The impact of human rights ingo shaming on humanitarian interventions
Do transnational human rights organizations (HROs) influence foreign military intervention onset? We argue that the greater international exposure of human suffering through HRO naming and shaming activities starts a process of mobilization and opinion change in the international community that ultimately increases the likelihood of humanitarian military intervention. This is a special corollary to the supposed CNN Effect in foreign policy; we argue that information from HROs can influence foreign policy decisions. We test the empirical implication of the argument on a sample of all non-Western countries from 1990 to 2005. The results suggest that HRO shaming makes humanitarian intervention more likely even after controlling for several other covariates of intervention decisions. HRO activities appear to have a significant impact on the likelihood of military missions by IGOs as well as interventions led by third-party states. © 2013 Southern Political Science Association.
Journal of Politics
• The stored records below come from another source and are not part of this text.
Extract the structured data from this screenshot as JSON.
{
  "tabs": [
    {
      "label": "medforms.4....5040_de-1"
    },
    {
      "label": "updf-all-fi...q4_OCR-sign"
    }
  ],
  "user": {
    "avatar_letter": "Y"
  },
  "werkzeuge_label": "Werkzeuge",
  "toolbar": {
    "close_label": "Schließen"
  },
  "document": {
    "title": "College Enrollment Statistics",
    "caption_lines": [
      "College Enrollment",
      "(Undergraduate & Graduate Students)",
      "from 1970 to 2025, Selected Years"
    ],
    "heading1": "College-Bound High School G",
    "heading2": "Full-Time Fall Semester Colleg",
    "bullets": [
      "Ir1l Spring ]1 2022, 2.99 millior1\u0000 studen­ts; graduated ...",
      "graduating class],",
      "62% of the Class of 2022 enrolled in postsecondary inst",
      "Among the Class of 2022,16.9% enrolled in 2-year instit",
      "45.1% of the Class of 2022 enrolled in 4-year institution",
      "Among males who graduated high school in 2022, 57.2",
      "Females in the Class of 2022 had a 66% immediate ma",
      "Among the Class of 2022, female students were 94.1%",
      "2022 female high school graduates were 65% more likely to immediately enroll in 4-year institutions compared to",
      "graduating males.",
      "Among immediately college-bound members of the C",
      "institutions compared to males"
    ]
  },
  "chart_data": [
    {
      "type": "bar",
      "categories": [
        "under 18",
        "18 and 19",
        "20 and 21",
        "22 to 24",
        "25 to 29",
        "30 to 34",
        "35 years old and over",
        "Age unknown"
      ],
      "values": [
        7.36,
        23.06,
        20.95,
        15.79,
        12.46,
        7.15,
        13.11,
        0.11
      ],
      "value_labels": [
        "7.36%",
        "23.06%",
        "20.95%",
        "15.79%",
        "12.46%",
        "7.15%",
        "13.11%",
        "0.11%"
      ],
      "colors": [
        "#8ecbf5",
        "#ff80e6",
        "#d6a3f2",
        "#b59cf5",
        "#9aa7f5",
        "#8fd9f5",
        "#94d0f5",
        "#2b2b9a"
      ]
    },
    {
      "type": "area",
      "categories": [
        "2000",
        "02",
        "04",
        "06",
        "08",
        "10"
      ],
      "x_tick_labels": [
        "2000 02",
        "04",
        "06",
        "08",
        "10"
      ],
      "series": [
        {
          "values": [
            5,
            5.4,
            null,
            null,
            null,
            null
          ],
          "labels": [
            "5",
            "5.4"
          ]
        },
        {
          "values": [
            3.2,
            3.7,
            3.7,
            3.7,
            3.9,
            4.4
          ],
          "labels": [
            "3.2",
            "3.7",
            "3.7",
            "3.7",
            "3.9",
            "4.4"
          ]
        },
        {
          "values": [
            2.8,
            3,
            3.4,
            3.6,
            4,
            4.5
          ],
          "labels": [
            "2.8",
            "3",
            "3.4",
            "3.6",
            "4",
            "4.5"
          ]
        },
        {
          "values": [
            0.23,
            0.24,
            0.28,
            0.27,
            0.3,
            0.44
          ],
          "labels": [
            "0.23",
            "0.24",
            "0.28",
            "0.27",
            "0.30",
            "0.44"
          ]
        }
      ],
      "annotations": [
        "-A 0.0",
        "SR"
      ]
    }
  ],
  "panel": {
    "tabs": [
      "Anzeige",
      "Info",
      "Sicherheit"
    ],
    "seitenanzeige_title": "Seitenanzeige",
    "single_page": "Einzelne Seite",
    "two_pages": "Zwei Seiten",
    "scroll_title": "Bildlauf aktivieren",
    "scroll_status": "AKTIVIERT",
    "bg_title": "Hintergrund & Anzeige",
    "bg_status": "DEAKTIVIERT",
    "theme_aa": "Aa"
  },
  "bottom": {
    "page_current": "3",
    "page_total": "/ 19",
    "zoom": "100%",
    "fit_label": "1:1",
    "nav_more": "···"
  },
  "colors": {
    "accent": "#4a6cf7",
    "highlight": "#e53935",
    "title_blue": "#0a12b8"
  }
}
Murdie, A., & Peksen, D. (2014). The impact of human rights ingo shaming on humanitarian interventions. Journal of Politics, 76 (1), 215-228. https://doi.org/10.1017/S0022381613001242